Implications of RBA on Development and Advocacy Work
RBA might be the fashion these days for development work. It has already been receiving criticism on
how applicable it is to real life development problems. Nevertheless, RBA has already left a big impact on
the field of development and advocacy.
Poverty and Development in a Rights-Based Approach
A Rights-Based Approach holds that a person for whom a number of human rights remain unfulfilled,
such as the right to food, health, education, information, participation; is a poor person. Poverty is
thus more than lack of resources – it is the manifestation of exclusion and powerlessness. In this context
the realisation of human rights and the process of development are not separate. On the contrary,
development becomes a sub-set of the process of fulfilling human rights.
An increasing number of communities and development groups started to establish the link between
what they need to achieve in their development programs and what takes place in political arena.
The taboo of “we have nothing to do with politics” has already been broken.
Disadvantaged and marginalized communities started to look at their problems as unfulfilled
rights. The language of needs has changed to be rights.
6. Needs-Based Approach versus Rights-Based Approach
NEEDS BASED APPROACH RIGHTS BASED APPROACH
Based on assessed needs Based on established human rights
Needs are the point of reference, which implies
interventions at a local or micro level
Violations of rights are taken as the starting point,
which leads into analysis and actions at the
structural and macro levels
Needs are pertinent to the group or individual that
has such a need
Rights are universal and apply to all people
Considers finding more resources Considers the redistribution of existing resources
Keeps away from politics and policy making
Politics is at the very heart of the development
Needs are handled individually Rights are non-negotiable and indivisible
Asks state officials and power holders for help Holds state officials and power holders accountable
Putting needy people in an inferior position by
asking others to meet their needs
Helping people to restore their dignity by claiming
their rights as human beings and citizens
No obligation to meet the needs. Needs are met
when resources are available
States, power holders and international entities
have obligations to fulfil the rights
Has a tendency to care for those who are in need,
but not those who are most needy. (Low cost, high
Has a tendency to work more with people whose
rights are most violated or denied
Aims at relieving suffering Aims at addressing structural injustices
Usually, it is not legally binding to the stakeholders Carries a legal force to development work
Encourages participation from within the
community, with possible collaboration with other
Forces collective action and alliances from different
7. Challenges faced in applying the Rights Based Approach
Right Based Approach is not the magic solution to everything. It actually comes with some serious
challenges that advocacy workers need to consider before adopting this approach. Following are some of
the major challenges:
One of the RBA principles, indivisibility, actually presents one of the biggest challenges to applying

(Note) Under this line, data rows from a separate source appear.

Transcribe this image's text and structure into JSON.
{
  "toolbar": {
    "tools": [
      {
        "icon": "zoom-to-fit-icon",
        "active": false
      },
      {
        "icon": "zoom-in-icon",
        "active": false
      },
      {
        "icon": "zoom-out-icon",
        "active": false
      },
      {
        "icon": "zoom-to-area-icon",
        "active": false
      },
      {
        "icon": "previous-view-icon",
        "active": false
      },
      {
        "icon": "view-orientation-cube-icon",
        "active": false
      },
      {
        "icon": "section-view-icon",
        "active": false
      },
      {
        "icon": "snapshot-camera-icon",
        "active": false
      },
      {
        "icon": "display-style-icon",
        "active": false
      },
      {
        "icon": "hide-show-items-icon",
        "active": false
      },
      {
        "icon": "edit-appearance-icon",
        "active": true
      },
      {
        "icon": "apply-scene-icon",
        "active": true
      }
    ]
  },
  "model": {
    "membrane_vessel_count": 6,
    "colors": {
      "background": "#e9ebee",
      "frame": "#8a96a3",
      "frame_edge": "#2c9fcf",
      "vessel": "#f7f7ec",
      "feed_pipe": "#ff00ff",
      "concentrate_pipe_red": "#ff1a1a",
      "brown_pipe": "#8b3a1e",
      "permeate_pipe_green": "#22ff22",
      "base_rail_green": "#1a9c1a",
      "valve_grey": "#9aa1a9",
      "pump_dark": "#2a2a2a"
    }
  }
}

RBA. Indivisibility means that rights should be taken as a whole. We cannot defend some rights and
put aside some others. In real life, attaining all rights at the same time is virtually impossible. With so
many rights violated, advocacy and social justice workers need to prioritize their efforts in terms of
which rights to start with in a given country.
Some groups, especially those who have been marginalized and disempowered for a long time might
feel that calling for their rights are too confrontational to start with. Indeed, using the rights
framework might sound more confrontational than the needs-based approach. Groups applying this
approach for the first time need to pay more attention to the language that they use to reduce the
sense of confrontation as much as possible.
RBA falls short of expressing some important soft needs. Rights are usually expressed in rigid legal
terminology and the need to be loved and genuinely respected is difficult to capture.